After a critical year in Turkish-Greek relations, in 2021 the two sides will once again test the talks in the current month. In Greece, although there is a desire to start talks, it is expected to discuss only the scope of maritime authority in the Aegean and the Eastern Mediterranean; but Ankara insists on talks to disarm the islands. The negotiations will definitely be as difficult as the previous ones. Greece has opened a special account of the solidarity of the big European countries.

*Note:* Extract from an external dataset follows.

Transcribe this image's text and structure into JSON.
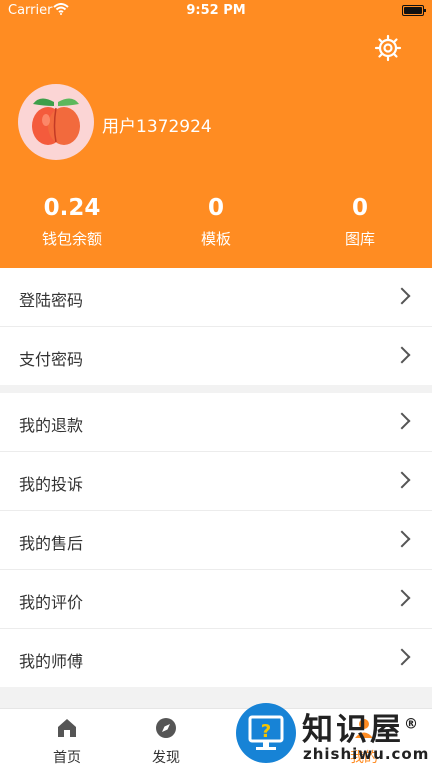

Evidence shows that Russia will consider proximity to Turkey as a strategic country in the 2021 geopolitical equation. Erdogan wants the Six-Party Pact in the South Caucasus to be backed by Russia with the participation of Turkey, Russia, Iran, the Republic of Azerbaijan, Georgia and Armenia. Ankara also expects the number of Russian tourists to increase by 30%, compared to the past, after the Coronavirus pandemic decrease. Development of the natural gas pipeline as such that it includes southern European countries, is another agenda between the two countries. Russia is pursuing a dual policy, on the one hand, to block US progress on the ground, and on the other hand, to push back the Kurds with the stick of Turkey and expand the sphere of control of the Syrian government.

Normalization of relations between the Zionist regime and Arab countries like the UAE, Bahrain, Morocco and Sudan entered into a new phase last year. In Turkey, too, there is a tendency to normalize relations with the Zionist regime; but there are those in this regime who are not optimistic about such relationship. According to them, Erdogan will increase his influence in Libya, Turkish Cyprus and Syria by launching the Turkish Crescent, and will challenge the Zionist regime on its Mediterranean trade routes. The Turkish Crescent begins in northern Syria and extends through Turkish Cyprus to the occupied territories. Turkey will use this tactic to compete in Mediterranean trade routes, including Libya, especially with the Zionist regime.

Undoubtedly, with the start of the Syrian crisis on March 15, 2011, Turkey is the most important country involved in it. The UN-sponsored meetings of the Syrian Constitutional Committee in Geneva, Switzerland, are raising hopes in this regard. The fifth round of meetings will be held on January 25-29. For Turkey, the arrival of thousands of Syrian refugees in that country and then departure to Europe is one of the important issues in the field of foreign policy. The fate of nearly 4 million people who have taken refuge in Idlib near the Turkish border is of great importance to Turkey. According to Turkey, the position of the PKK/YPG terrorist group, which is backed by the United States and to some extent Russia and has taken control of a region, is a very important issue.

Reconciliation between Qatar and the Persian Gulf states will also have direct and indirect effects on Turkey. In Turkey’s bilateral relations with the Middle East countries, this reconciliation can be seen as an opportunity. The Justice and Development Party government, which in the closing months of 2020 took steps to improve its tense relations with Saudi Arabia and the Zionist regime, can now pave the way for the normalization of relations with Egypt and the UAE with the intervention of Qatar. The withdrawal of the Saudi-led Persian Gulf states from the 13 conditions previously set for the lifting of sanctions against Qatar, including the closure of the Turkish military base in Doha, is of great importance to Ankara. Reconciliation between Qatar and Saudi Arabia has the potential to negatively affect Turkey’s military presence and movements in Syria and Libya. The legitimacy of Turkey’s role in the civil wars in Syria and Libya, both of which are of an “Arab conflict” nature, has always been stronger because of Qatar as an Arab state standing beside it. Qatar is ready to mediate in Saudi-Turkish relations.